Most of you remember the controversy over Caller ID. It was an invasion of privacy; it would make battered women less likely to seek help, and do a host of other things. Now, we don’t think much about it, in part because a combination of the ability to turn it off, and “spoofed” numbers over the Internet, have made it practically worthless.
That’s the way it goes when anything new is introduced. Currently, the most controversial technology is the smart meter, a digital electric meter that keeps track of when electricity is used and broadcasts the data using a low power radio signal. People worry about possible health hazards and the possibility that the meters will allow the government to invade a family’s privacy for the purpose of law enforcement or to sell the data to companies.
A large number of Napervillians apparently want to know more about these possible problems. In fact, they can indeed know more, starting tonight, Dec. 14, at Washington Junior High School, 201 N. Washington St.
From 7 to 9 p.m. people can meet informally with experts at several stations and have their questions answered.
Most of the questions should be easy to answer, but a couple may well be impossible to answer.

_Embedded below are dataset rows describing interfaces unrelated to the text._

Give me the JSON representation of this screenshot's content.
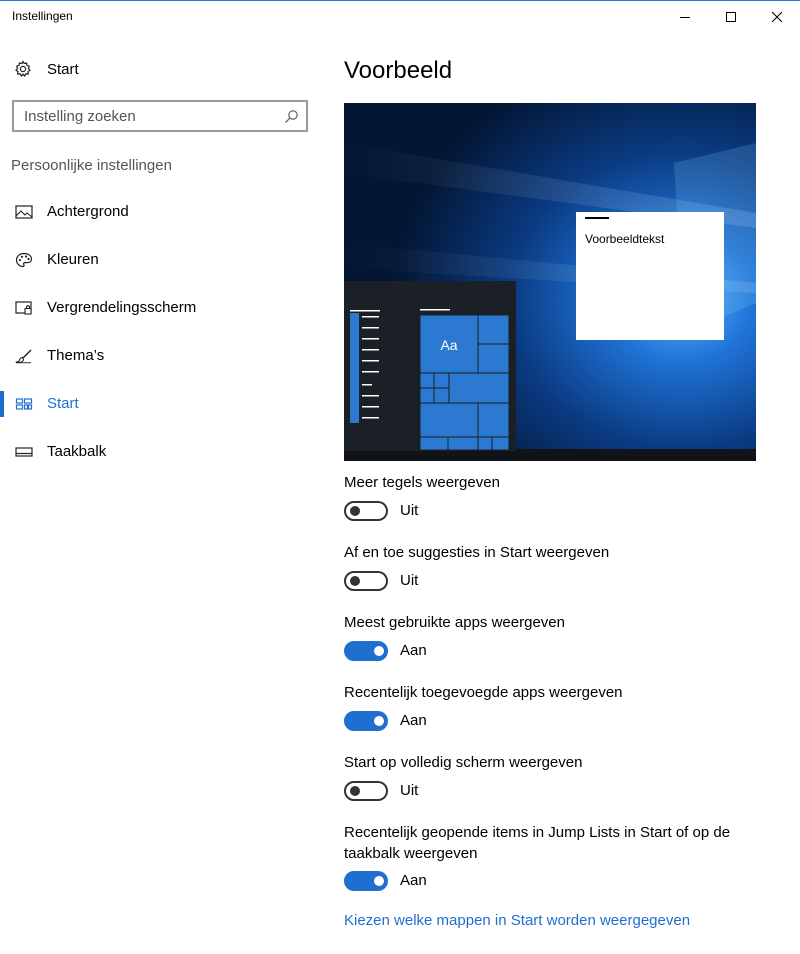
{
  "window": {
    "title": "Instellingen"
  },
  "sidebar": {
    "home_label": "Start",
    "search_placeholder": "Instelling zoeken",
    "group_title": "Persoonlijke instellingen",
    "items": [
      {
        "label": "Achtergrond",
        "icon": "picture-icon",
        "active": false
      },
      {
        "label": "Kleuren",
        "icon": "palette-icon",
        "active": false
      },
      {
        "label": "Vergrendelingsscherm",
        "icon": "lock-screen-icon",
        "active": false
      },
      {
        "label": "Thema’s",
        "icon": "brush-icon",
        "active": false
      },
      {
        "label": "Start",
        "icon": "start-tiles-icon",
        "active": true
      },
      {
        "label": "Taakbalk",
        "icon": "taskbar-icon",
        "active": false
      }
    ]
  },
  "main": {
    "heading": "Voorbeeld",
    "preview": {
      "sample_text": "Voorbeeldtekst",
      "tile_text": "Aa"
    },
    "settings": [
      {
        "label": "Meer tegels weergeven",
        "state": "Uit",
        "on": false
      },
      {
        "label": "Af en toe suggesties in Start weergeven",
        "state": "Uit",
        "on": false
      },
      {
        "label": "Meest gebruikte apps weergeven",
        "state": "Aan",
        "on": true
      },
      {
        "label": "Recentelijk toegevoegde apps weergeven",
        "state": "Aan",
        "on": true
      },
      {
        "label": "Start op volledig scherm weergeven",
        "state": "Uit",
        "on": false
      },
      {
        "label": "Recentelijk geopende items in Jump Lists in Start of op de taakbalk weergeven",
        "state": "Aan",
        "on": true
      }
    ],
    "link": "Kiezen welke mappen in Start worden weergegeven"
  },
  "colors": {
    "accent": "#1f6fd1",
    "preview_bg": "#0b2a5c",
    "start_menu": "#1b1f26"
  }
}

That is because a Harvard public health professor, with sterling credentials, insists that the meters should not be installed until it has definitely been proven that their minuscule radio emissions cause absolutely no harm.

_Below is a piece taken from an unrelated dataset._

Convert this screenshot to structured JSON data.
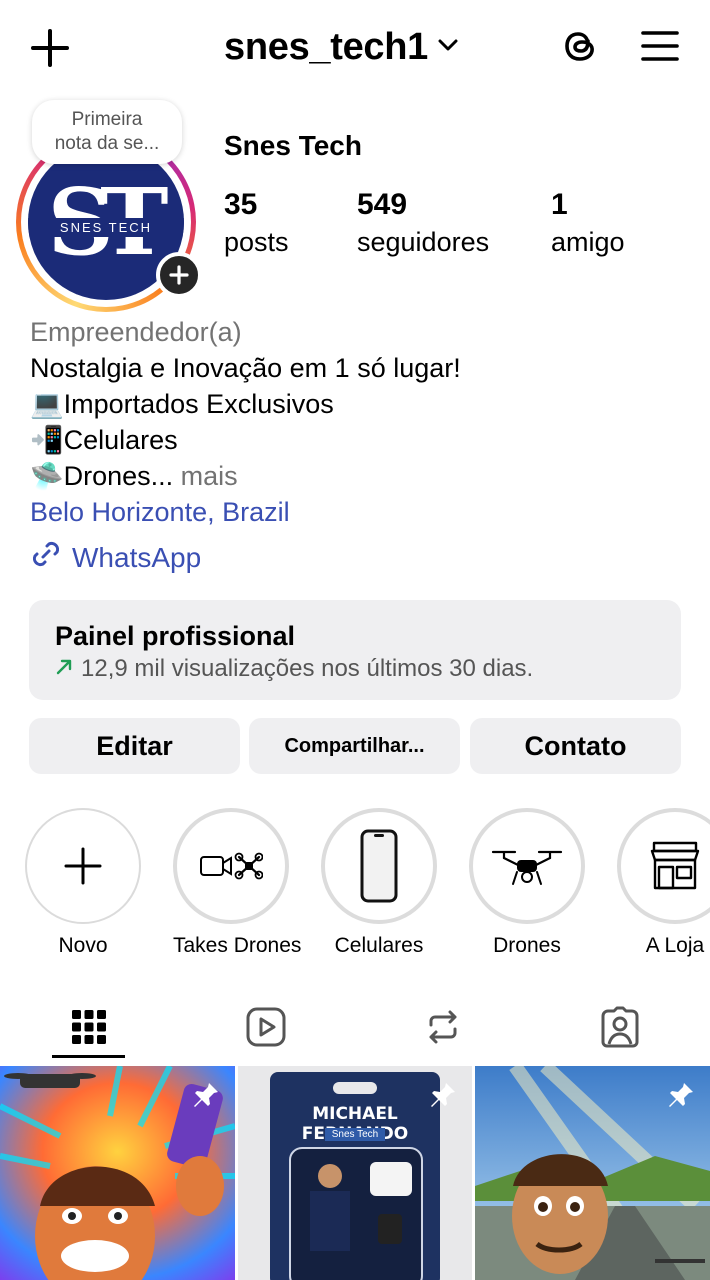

Well, that’s not going to happen. Ever. You simply can’t do things like that. You’d think a Harvard guy would know that you can’t prove “evidence of absence.”
Despite the fact that we live in a sea of microwaves, that five billion of us use a much stronger radio emitter — the cell phone — without ill effects, and that hundreds of high level studies on the biological effects of microwaves have shown them to be safe below certain levels, it is still possible to claim that they might harm certain people under certain conditions. That is why they ended up on the IARC list of possible carcinogens — along with coffee, kimchi, seaweed, and grilled steaks.

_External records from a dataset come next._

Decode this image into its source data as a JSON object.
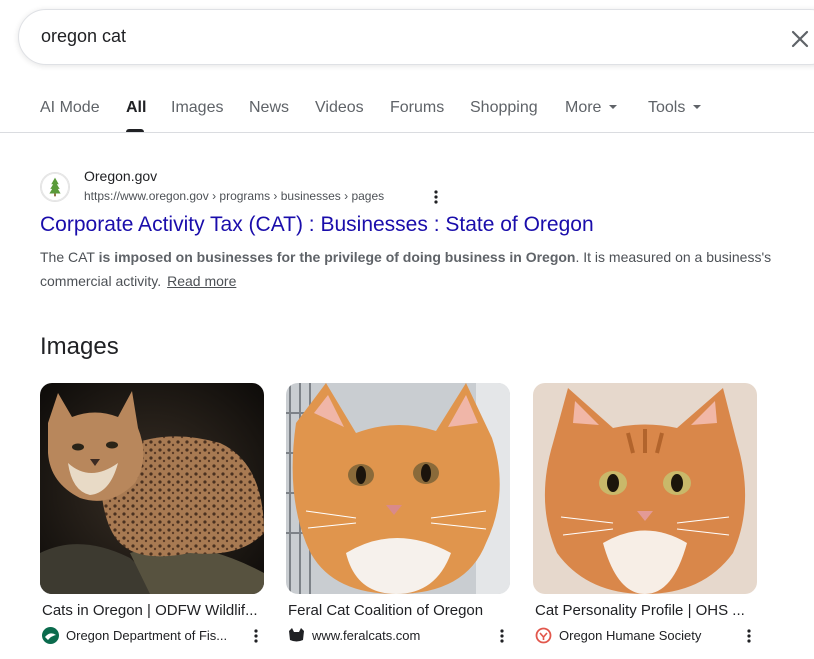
{
  "search": {
    "query": "oregon cat"
  },
  "tabs": [
    {
      "label": "AI Mode"
    },
    {
      "label": "All"
    },
    {
      "label": "Images"
    },
    {
      "label": "News"
    },
    {
      "label": "Videos"
    },
    {
      "label": "Forums"
    },
    {
      "label": "Shopping"
    },
    {
      "label": "More"
    },
    {
      "label": "Tools"
    }
  ],
  "result": {
    "site_name": "Oregon.gov",
    "url": "https://www.oregon.gov › programs › businesses › pages",
    "title": "Corporate Activity Tax (CAT) : Businesses : State of Oregon",
    "snippet_start": "The CAT ",
    "snippet_bold": "is imposed on businesses for the privilege of doing business in Oregon",
    "snippet_end": ". It is measured on a business's commercial activity.",
    "read_more": "Read more"
  },
  "images_section": {
    "heading": "Images",
    "cards": [
      {
        "title": "Cats in Oregon | ODFW Wildlif...",
        "source": "Oregon Department of Fis...",
        "icon": "odfw-logo-icon"
      },
      {
        "title": "Feral Cat Coalition of Oregon",
        "source": "www.feralcats.com",
        "icon": "cat-silhouette-icon"
      },
      {
        "title": "Cat Personality Profile | OHS ...",
        "source": "Oregon Humane Society",
        "icon": "ohs-logo-icon"
      }
    ]
  },
  "colors": {
    "link": "#1a0dab",
    "tab_active": "#202124",
    "tab_inactive": "#5f6368",
    "snippet": "#4d5156"
  }
}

So ask the experts about anything you’ve heard about that frightens you.
Ask them about “dirty electricity” and it’s health effects. It’s a made-up term meant to induce doubt, but ask them anyway. Ask them about anything you’re not sure about, even if you think it might be silly. And especially ask whether pulsed radio waves are indeed more dangerous than continuous ones. If opponents are using these terms, you deserve to understand the truth about them.
Ask them whether microwaves can indeed break van der Waals bonds or the water exclusion bonds that hold biological polymers together. Ask them whether the symptoms exhibited by “electrosensitive” people have ever been observed in a controlled clinical setting. If you’ve seen a chart, they must have been, right?
Ask them if a digital signal processing chip in the meter can identify what kind of motor is running inside the house. Not if it will, but if it even can. Ask them whether a smart grid enabled appliance can communicate with the meter if the homeowner doesn’t want it to. Ask them whether the city will be manually reading the new meters to check accuracy. And ask them whether the meters will be running security software, like Mocana NanoDefender.
These are just a few questions; I’m sure you have more. Tonight is the first of 14 such meetings, so everybody will have a chance to ask whatever they want. If you can’t get an answer, tell me and I’ll find someone to answer it for everybody. That is how rational people deal with new technology. That is how they deal with fear.